◆ RECORDS TO USE ◆
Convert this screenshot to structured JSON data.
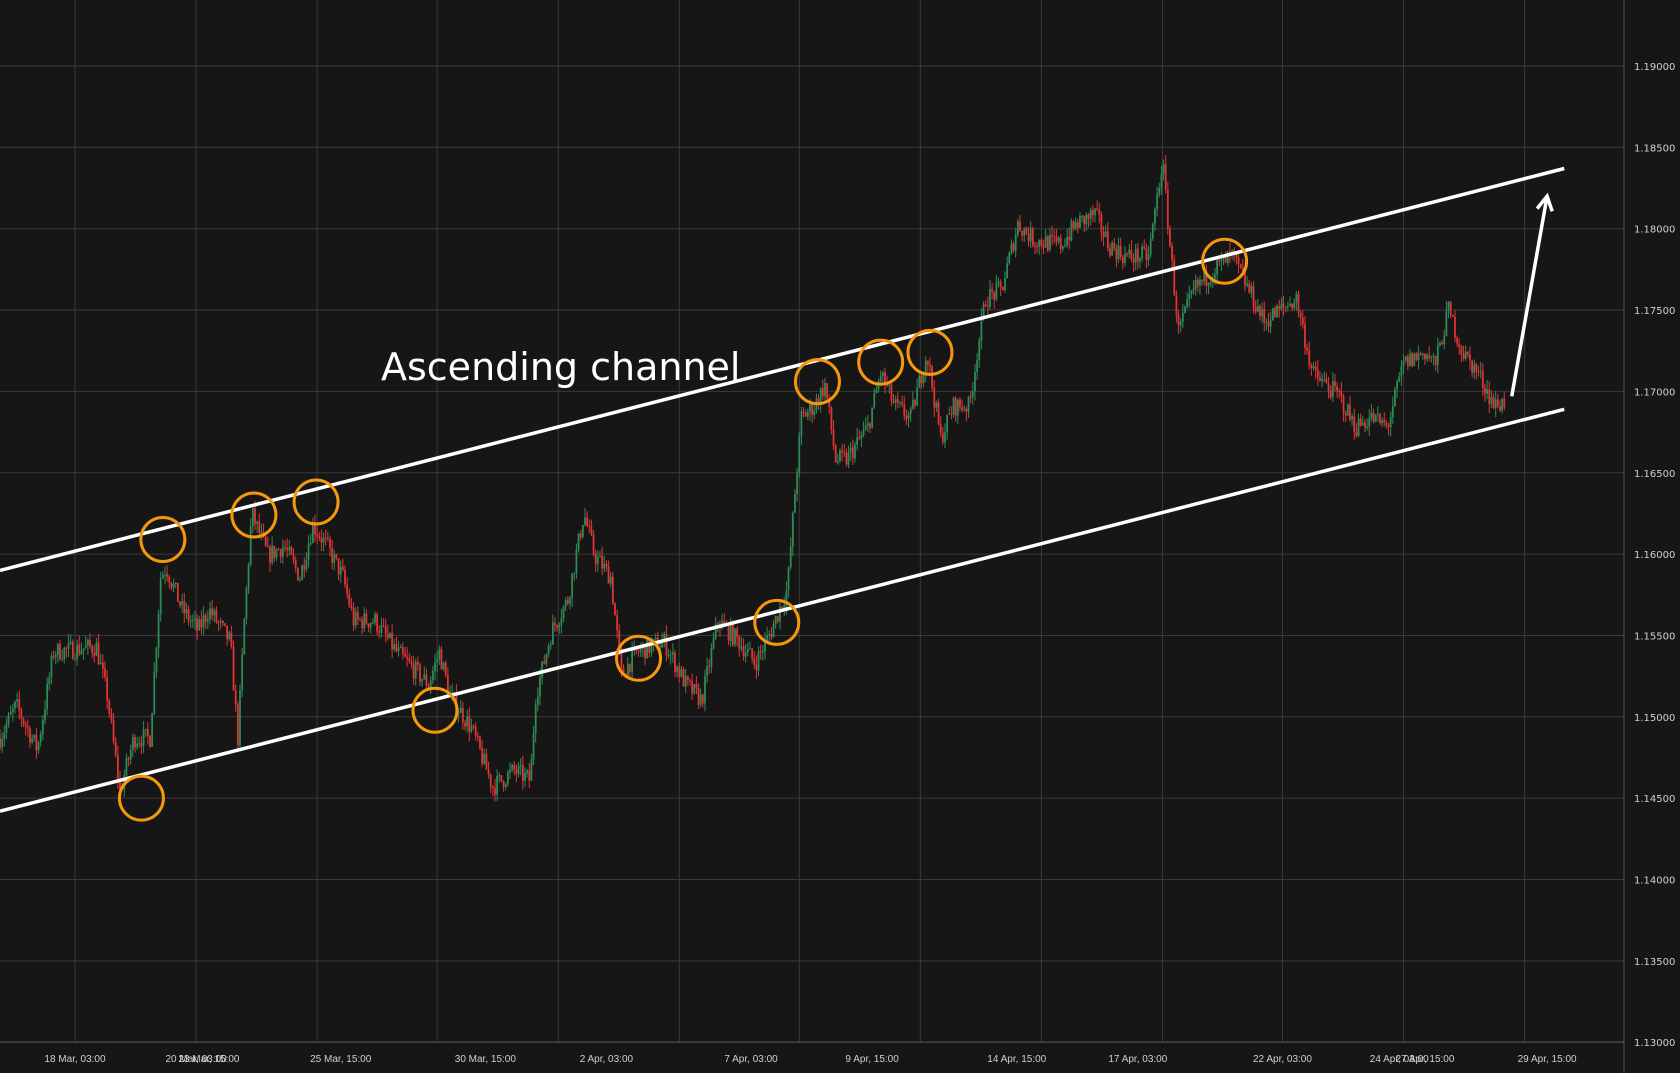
{
  "chart_data": {
    "type": "candlestick",
    "title": "",
    "annotation_text": "Ascending channel",
    "y_ticks": [
      "1.19000",
      "1.18500",
      "1.18000",
      "1.17500",
      "1.17000",
      "1.16500",
      "1.16000",
      "1.15500",
      "1.15000",
      "1.14500",
      "1.14000",
      "1.13500",
      "1.13000"
    ],
    "ylim": [
      1.13,
      1.1945
    ],
    "x_ticks": [
      "18 Mar, 03:00",
      "20 Mar, 03:00",
      "23 Mar, 15:00",
      "25 Mar, 15:00",
      "30 Mar, 15:00",
      "2 Apr, 03:00",
      "7 Apr, 03:00",
      "9 Apr, 15:00",
      "14 Apr, 15:00",
      "17 Apr, 03:00",
      "22 Apr, 03:00",
      "24 Apr, 03:00",
      "27 Apr, 15:00",
      "29 Apr, 15:00"
    ],
    "price_path_bar_price": [
      [
        0,
        1.1487
      ],
      [
        15,
        1.1507
      ],
      [
        35,
        1.148
      ],
      [
        50,
        1.154
      ],
      [
        90,
        1.1543
      ],
      [
        100,
        1.1513
      ],
      [
        112,
        1.1454
      ],
      [
        125,
        1.1487
      ],
      [
        140,
        1.1487
      ],
      [
        150,
        1.1586
      ],
      [
        155,
        1.1592
      ],
      [
        170,
        1.1566
      ],
      [
        185,
        1.1553
      ],
      [
        195,
        1.1566
      ],
      [
        215,
        1.1546
      ],
      [
        222,
        1.1487
      ],
      [
        228,
        1.1559
      ],
      [
        235,
        1.1625
      ],
      [
        250,
        1.1599
      ],
      [
        265,
        1.1605
      ],
      [
        280,
        1.1586
      ],
      [
        292,
        1.1618
      ],
      [
        305,
        1.1605
      ],
      [
        320,
        1.1586
      ],
      [
        330,
        1.1559
      ],
      [
        350,
        1.1559
      ],
      [
        370,
        1.154
      ],
      [
        400,
        1.152
      ],
      [
        410,
        1.154
      ],
      [
        420,
        1.1513
      ],
      [
        440,
        1.1493
      ],
      [
        460,
        1.1457
      ],
      [
        480,
        1.1467
      ],
      [
        495,
        1.1461
      ],
      [
        500,
        1.1513
      ],
      [
        515,
        1.1553
      ],
      [
        530,
        1.1572
      ],
      [
        545,
        1.1625
      ],
      [
        555,
        1.1599
      ],
      [
        570,
        1.1586
      ],
      [
        580,
        1.1526
      ],
      [
        595,
        1.154
      ],
      [
        620,
        1.1546
      ],
      [
        640,
        1.152
      ],
      [
        655,
        1.151
      ],
      [
        670,
        1.1559
      ],
      [
        690,
        1.1546
      ],
      [
        705,
        1.1533
      ],
      [
        720,
        1.1553
      ],
      [
        735,
        1.1579
      ],
      [
        742,
        1.1638
      ],
      [
        748,
        1.1684
      ],
      [
        760,
        1.1691
      ],
      [
        770,
        1.1704
      ],
      [
        780,
        1.1658
      ],
      [
        790,
        1.1658
      ],
      [
        810,
        1.1678
      ],
      [
        822,
        1.1711
      ],
      [
        835,
        1.1691
      ],
      [
        850,
        1.1684
      ],
      [
        865,
        1.1724
      ],
      [
        878,
        1.1671
      ],
      [
        890,
        1.1691
      ],
      [
        905,
        1.1691
      ],
      [
        912,
        1.1724
      ],
      [
        920,
        1.1757
      ],
      [
        935,
        1.1763
      ],
      [
        950,
        1.1803
      ],
      [
        965,
        1.1793
      ],
      [
        990,
        1.179
      ],
      [
        1005,
        1.1803
      ],
      [
        1022,
        1.1809
      ],
      [
        1035,
        1.179
      ],
      [
        1050,
        1.1783
      ],
      [
        1072,
        1.1783
      ],
      [
        1085,
        1.1842
      ],
      [
        1092,
        1.179
      ],
      [
        1100,
        1.1737
      ],
      [
        1115,
        1.1763
      ],
      [
        1135,
        1.1776
      ],
      [
        1150,
        1.1783
      ],
      [
        1165,
        1.1763
      ],
      [
        1180,
        1.1743
      ],
      [
        1195,
        1.175
      ],
      [
        1210,
        1.1757
      ],
      [
        1225,
        1.1711
      ],
      [
        1250,
        1.1697
      ],
      [
        1265,
        1.1678
      ],
      [
        1280,
        1.1684
      ],
      [
        1295,
        1.1678
      ],
      [
        1310,
        1.1717
      ],
      [
        1330,
        1.1724
      ],
      [
        1340,
        1.1717
      ],
      [
        1352,
        1.175
      ],
      [
        1365,
        1.1724
      ],
      [
        1380,
        1.1711
      ],
      [
        1395,
        1.1691
      ],
      [
        1405,
        1.1694
      ]
    ],
    "channel_upper": [
      [
        0,
        1.159
      ],
      [
        1460,
        1.1837
      ]
    ],
    "channel_lower": [
      [
        0,
        1.1442
      ],
      [
        1460,
        1.1689
      ]
    ],
    "arrow": [
      [
        1411,
        1.1697
      ],
      [
        1444,
        1.182
      ]
    ],
    "touch_points": [
      [
        152,
        1.1609
      ],
      [
        237,
        1.1624
      ],
      [
        295,
        1.1632
      ],
      [
        132,
        1.145
      ],
      [
        406,
        1.1504
      ],
      [
        596,
        1.1536
      ],
      [
        725,
        1.1558
      ],
      [
        763,
        1.1706
      ],
      [
        822,
        1.1718
      ],
      [
        868,
        1.1724
      ],
      [
        1143,
        1.178
      ]
    ],
    "colors": {
      "background": "#161616",
      "grid": "#3a3a3a",
      "up": "#2e8b57",
      "down": "#e03535",
      "circle": "#f5980e",
      "line": "#ffffff"
    }
  }
}
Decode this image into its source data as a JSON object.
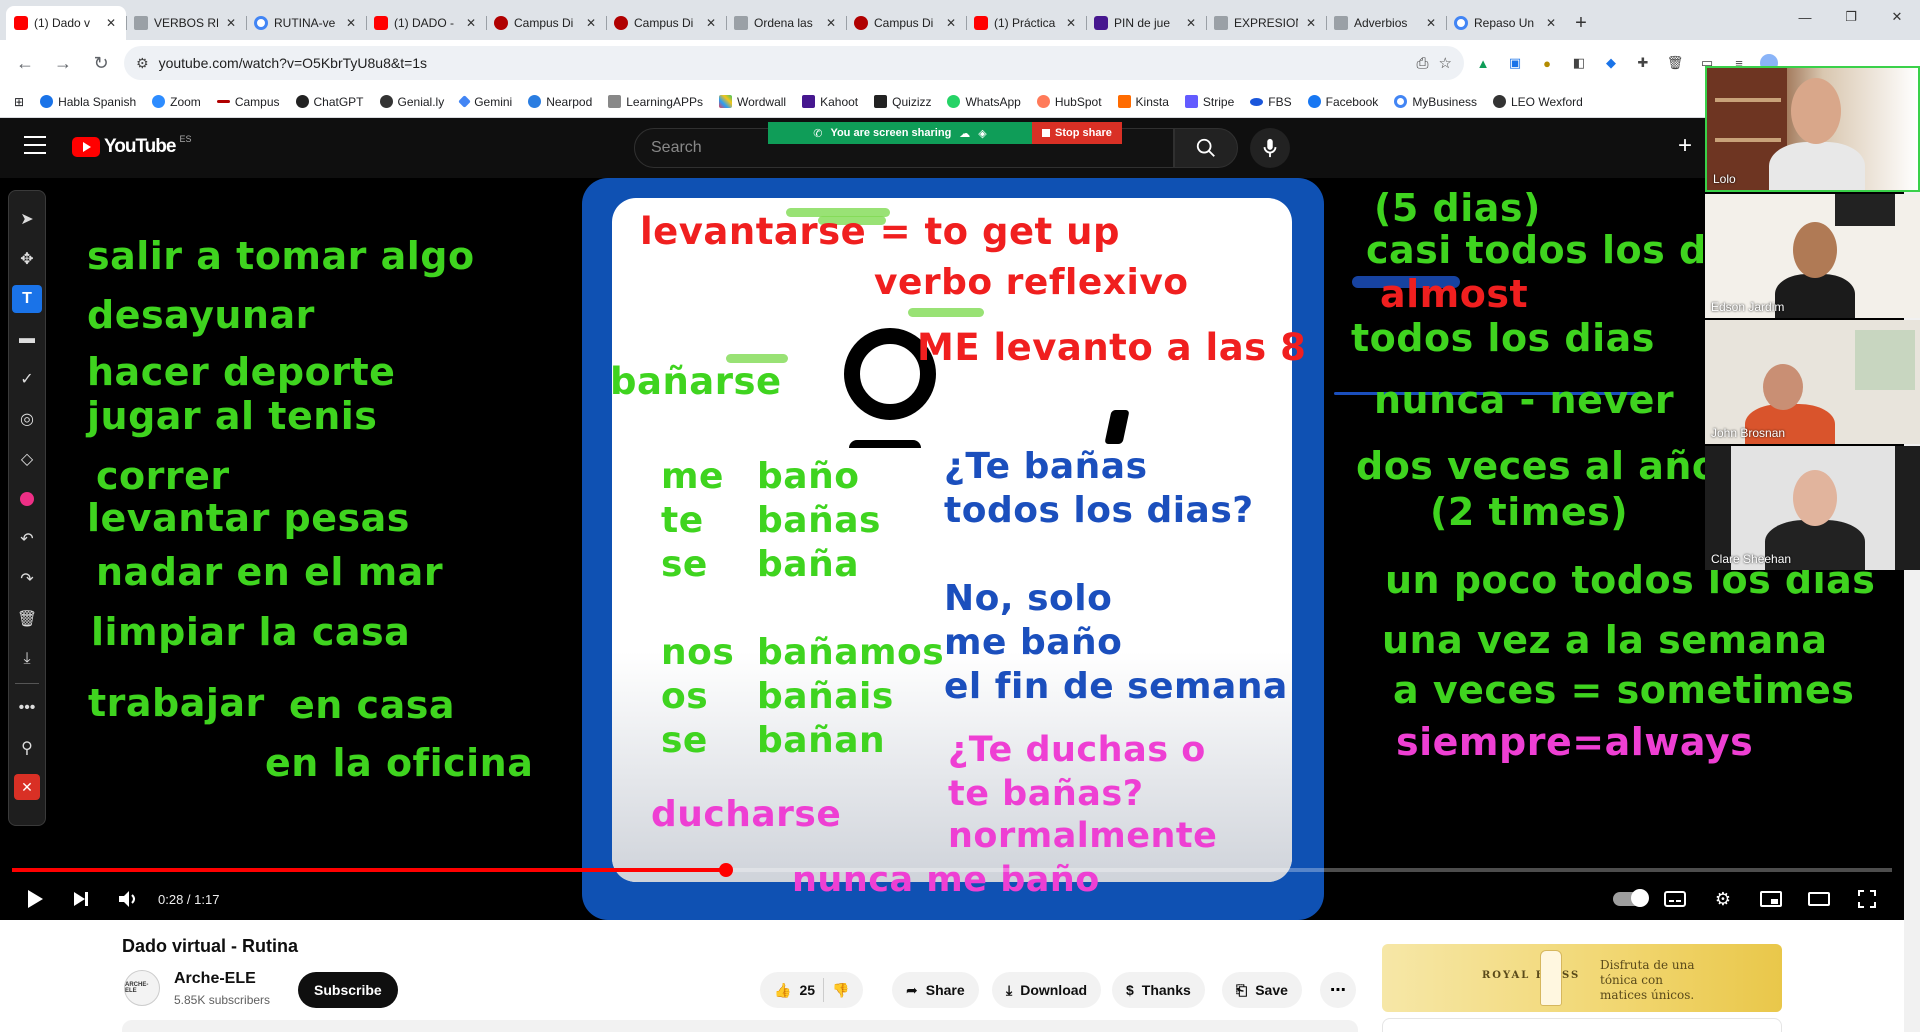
{
  "browser": {
    "tabs": [
      {
        "label": "(1) Dado v",
        "icon": "youtube-icon",
        "active": true
      },
      {
        "label": "VERBOS RE",
        "icon": "doc-icon"
      },
      {
        "label": "RUTINA-ve",
        "icon": "google-icon"
      },
      {
        "label": "(1) DADO -",
        "icon": "youtube-icon"
      },
      {
        "label": "Campus Di",
        "icon": "campus-icon"
      },
      {
        "label": "Campus Di",
        "icon": "campus-icon"
      },
      {
        "label": "Ordena las",
        "icon": "doc-icon"
      },
      {
        "label": "Campus Di",
        "icon": "campus-icon"
      },
      {
        "label": "(1) Práctica",
        "icon": "youtube-icon"
      },
      {
        "label": "PIN de jue",
        "icon": "kahoot-icon"
      },
      {
        "label": "EXPRESION",
        "icon": "doc-icon"
      },
      {
        "label": "Adverbios",
        "icon": "doc-icon"
      },
      {
        "label": "Repaso Un",
        "icon": "google-icon"
      }
    ],
    "url": "youtube.com/watch?v=O5KbrTyU8u8&t=1s",
    "bookmarks": [
      {
        "label": "Habla Spanish",
        "color": "#1a73e8"
      },
      {
        "label": "Zoom",
        "color": "#2d8cff"
      },
      {
        "label": "Campus",
        "color": "#b00000"
      },
      {
        "label": "ChatGPT",
        "color": "#222222"
      },
      {
        "label": "Genial.ly",
        "color": "#333333"
      },
      {
        "label": "Gemini",
        "color": "#4285f4"
      },
      {
        "label": "Nearpod",
        "color": "#2a7de1"
      },
      {
        "label": "LearningAPPs",
        "color": "#888888"
      },
      {
        "label": "Wordwall",
        "color": "#e43f5a"
      },
      {
        "label": "Kahoot",
        "color": "#46178f"
      },
      {
        "label": "Quizizz",
        "color": "#222222"
      },
      {
        "label": "WhatsApp",
        "color": "#25d366"
      },
      {
        "label": "HubSpot",
        "color": "#ff7a59"
      },
      {
        "label": "Kinsta",
        "color": "#ff6b00"
      },
      {
        "label": "Stripe",
        "color": "#635bff"
      },
      {
        "label": "FBS",
        "color": "#1a56db"
      },
      {
        "label": "Facebook",
        "color": "#1877f2"
      },
      {
        "label": "MyBusiness",
        "color": "#4285f4"
      },
      {
        "label": "LEO Wexford",
        "color": "#333333"
      }
    ]
  },
  "youtube": {
    "logo": "YouTube",
    "country": "ES",
    "search_placeholder": "Search"
  },
  "screen_share": {
    "message": "You are screen sharing",
    "stop_label": "Stop share"
  },
  "video": {
    "left_words": [
      "salir a tomar algo",
      "desayunar",
      "hacer deporte",
      "jugar al tenis",
      "correr",
      "levantar pesas",
      "nadar en el mar",
      "limpiar la casa",
      "trabajar",
      "en casa",
      "en la oficina"
    ],
    "board": {
      "title": "levantarse = to get up",
      "subtitle": "verbo reflexivo",
      "example": "ME levanto a las 8",
      "verb": "bañarse",
      "pronouns": [
        "me",
        "te",
        "se",
        "nos",
        "os",
        "se"
      ],
      "forms": [
        "baño",
        "bañas",
        "baña",
        "bañamos",
        "bañais",
        "bañan"
      ],
      "question1_line1": "¿Te bañas",
      "question1_line2": "todos los dias?",
      "answer_line1": "No, solo",
      "answer_line2": "me baño",
      "answer_line3": "el fin de semana",
      "question2_line1": "¿Te duchas o",
      "question2_line2": "te bañas?",
      "question2_line3": "normalmente",
      "verb2": "ducharse",
      "bottom": "nunca me baño"
    },
    "right_words": {
      "five_days": "(5 dias)",
      "almost_every": "casi todos los dia",
      "almost": "almost",
      "every_day": "todos los dias",
      "never": "nunca - never",
      "twice_year": "dos veces al año",
      "two_times": "(2 times)",
      "a_little": "un poco todos los dias",
      "once_week": "una vez a la semana",
      "sometimes": "a veces = sometimes",
      "always": "siempre=always"
    },
    "time": "0:28 / 1:17",
    "progress": 0.38
  },
  "participants": [
    {
      "name": "Lolo"
    },
    {
      "name": "Edson Jardim"
    },
    {
      "name": "John Brosnan"
    },
    {
      "name": "Clare Sheehan"
    }
  ],
  "below": {
    "title": "Dado virtual - Rutina",
    "channel": "Arche-ELE",
    "avatar_text": "ARCHE-ELE",
    "subscribers": "5.85K subscribers",
    "subscribe_label": "Subscribe",
    "likes": "25",
    "share_label": "Share",
    "download_label": "Download",
    "thanks_label": "Thanks",
    "save_label": "Save",
    "ad_brand": "ROYAL BLISS",
    "ad_tagline": "Disfruta de una tónica con matices únicos."
  }
}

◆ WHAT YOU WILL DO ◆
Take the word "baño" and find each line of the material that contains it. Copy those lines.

◆ SOLUTION BELOW ◆
        "baño",
      "answer_line2": "me baño",
      "bottom": "nunca me baño"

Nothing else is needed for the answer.